This only scratches the surface of what you can do with user scripts and message handlers. I’ve even used this approach to create my own native callbacks from JavaScript libraries by injecting message handlers into the callback functions and relaying the data to my app. The sky’s the limit!

Conclusion

WebKit offers a powerful suite of tools for iOS developers to manipulate JavaScript directly inside a webview in a native app without focusing on boilerplate code. You can inject JavaScript directly in the webpage using user scripts in just a single line of code . You can also send data to your app from JavaScript by conforming to the WKScriptMessageHandler protocol, adding the name of your message handler, and implementing userContentController(_ :didReceive:).

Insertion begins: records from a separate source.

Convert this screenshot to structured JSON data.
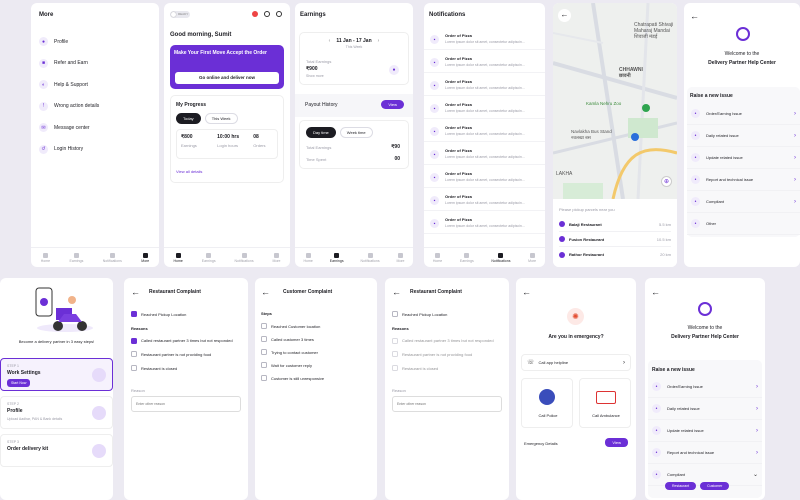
{
  "colors": {
    "accent": "#6b2fd6",
    "dark": "#1c1c22"
  },
  "nav": {
    "home": "Home",
    "earnings": "Earnings",
    "notifications": "Notifications",
    "more": "More"
  },
  "more": {
    "title": "More",
    "items": [
      {
        "label": "Profile",
        "icon": "person-icon"
      },
      {
        "label": "Refer and Earn",
        "icon": "gift-icon"
      },
      {
        "label": "Help & Support",
        "icon": "headset-icon"
      },
      {
        "label": "Wrong action details",
        "icon": "alert-icon"
      },
      {
        "label": "Message center",
        "icon": "message-icon"
      },
      {
        "label": "Login History",
        "icon": "history-icon"
      }
    ]
  },
  "home": {
    "toggle": "READY",
    "greeting": "Good morning, Sumit",
    "banner_title": "Make Your First Move  Accept the Order",
    "banner_button": "Go online and deliver now",
    "progress_title": "My Progress",
    "tab_today": "Today",
    "tab_week": "This Week",
    "stats": [
      {
        "value": "₹800",
        "label": "Earnings"
      },
      {
        "value": "10:00 hrs",
        "label": "Login hours"
      },
      {
        "value": "08",
        "label": "Orders"
      }
    ],
    "view_all": "View all details"
  },
  "earnings": {
    "title": "Earnings",
    "date_range": "11 Jan - 17 Jan",
    "date_sub": "This Week",
    "total_label": "Total Earnings",
    "total_value": "₹900",
    "show_more": "Show more",
    "payout_label": "Payout History",
    "payout_button": "View",
    "tab_day": "Day time",
    "tab_week": "Week time",
    "day_total_label": "Total Earnings",
    "day_total_value": "₹90",
    "time_spent_label": "Time Spent",
    "time_spent_value": "00"
  },
  "notifications": {
    "title": "Notifications",
    "item_title": "Order of Pizza",
    "item_body": "Lorem ipsum dolor sit amet, consectetur adipiscin..."
  },
  "map": {
    "labels": [
      "Chatrapati Shivaji",
      "Maharaj Mandai",
      "शिवाजी मंडई",
      "CHHAWNI",
      "छावनी",
      "Kamla Nehru Zoo",
      "Navlakha Bus Stand",
      "नवलखा बस",
      "LAKHA"
    ],
    "prompt": "Please pickup parcels near you",
    "pickups": [
      {
        "name": "Balaji Restaurant",
        "dist": "5.5 km"
      },
      {
        "name": "Fusion Restaurant",
        "dist": "10.5 km"
      },
      {
        "name": "Rathor Restaurant",
        "dist": "20 km"
      }
    ]
  },
  "help1": {
    "welcome": "Welcome to the",
    "title": "Delivery Partner Help Center",
    "raise": "Raise a new issue",
    "items": [
      "Order/Earning Issue",
      "Daily related issue",
      "Update related issue",
      "Report and technical issue",
      "Compliant",
      "Other"
    ]
  },
  "onboard": {
    "caption": "Become a delivery partner in 3 easy steps!",
    "steps": [
      {
        "step": "STEP 1",
        "title": "Work Settings",
        "button": "Start Now"
      },
      {
        "step": "STEP 2",
        "title": "Profile",
        "sub": "Upload Aadhar, PAN & Bank details"
      },
      {
        "step": "STEP 3",
        "title": "Order delivery kit"
      }
    ]
  },
  "rc1": {
    "title": "Restaurant Complaint",
    "reached": "Reached Pickup Location",
    "reasons_label": "Reasons",
    "reasons": [
      "Called restaurant partner 3 times but not responded",
      "Restaurant partner is not providing food",
      "Restaurant is closed"
    ],
    "reason_label": "Reason",
    "reason_placeholder": "Enter other reason"
  },
  "cc": {
    "title": "Customer Complaint",
    "steps_label": "Steps",
    "steps": [
      "Reached Customer location",
      "Called customer 3 times",
      "Trying to contact customer",
      "Wait for customer reply",
      "Customer is still unresponsive"
    ]
  },
  "rc2": {
    "title": "Restaurant Complaint",
    "reached": "Reached Pickup Location",
    "reasons_label": "Reasons",
    "reasons": [
      "Called restaurant partner 3 times but not responded",
      "Restaurant partner is not providing food",
      "Restaurant is closed"
    ],
    "reason_label": "Reason",
    "reason_placeholder": "Enter other reason"
  },
  "emergency": {
    "title": "Are you in emergency?",
    "helpline": "Call app helpline",
    "police": "Call Police",
    "ambulance": "Call Ambulance",
    "details": "Emergency Details",
    "details_button": "View"
  },
  "help2": {
    "welcome": "Welcome to the",
    "title": "Delivery Partner Help Center",
    "raise": "Raise a new issue",
    "items": [
      "Order/Earning Issue",
      "Daily related issue",
      "Update related issue",
      "Report and technical issue",
      "Compliant"
    ],
    "chip1": "Restaurant",
    "chip2": "Customer"
  }
}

There’s so much you can do with JavaScript inside your iOS apps–even beyond loading web content. If you want to continue exploring, I suggest reading up on Apple’s JavaScriptCore framework for running JavaScript directly inside your app (FYI this is, in part, what powers frameworks such as React Native) and the recent addition of SFSafariViewController for mimicking the user experience of Safari even closer with AutoFill, Fraudulent Website Detection, and more.

I hope you learned a thing or two about WebKit–thanks for reading!

Ray Kim
Former Software Engineer Capital One
@rckim77

DISCLOSURE STATEMENT: These opinions are those of the author. Unless noted otherwise in this post, Capital One is not affiliated with, nor is it endorsed by, any of the companies mentioned. All trademarks and other intellectual property used or displayed are the ownership of their respective owners. This article is © 2018 Capital One.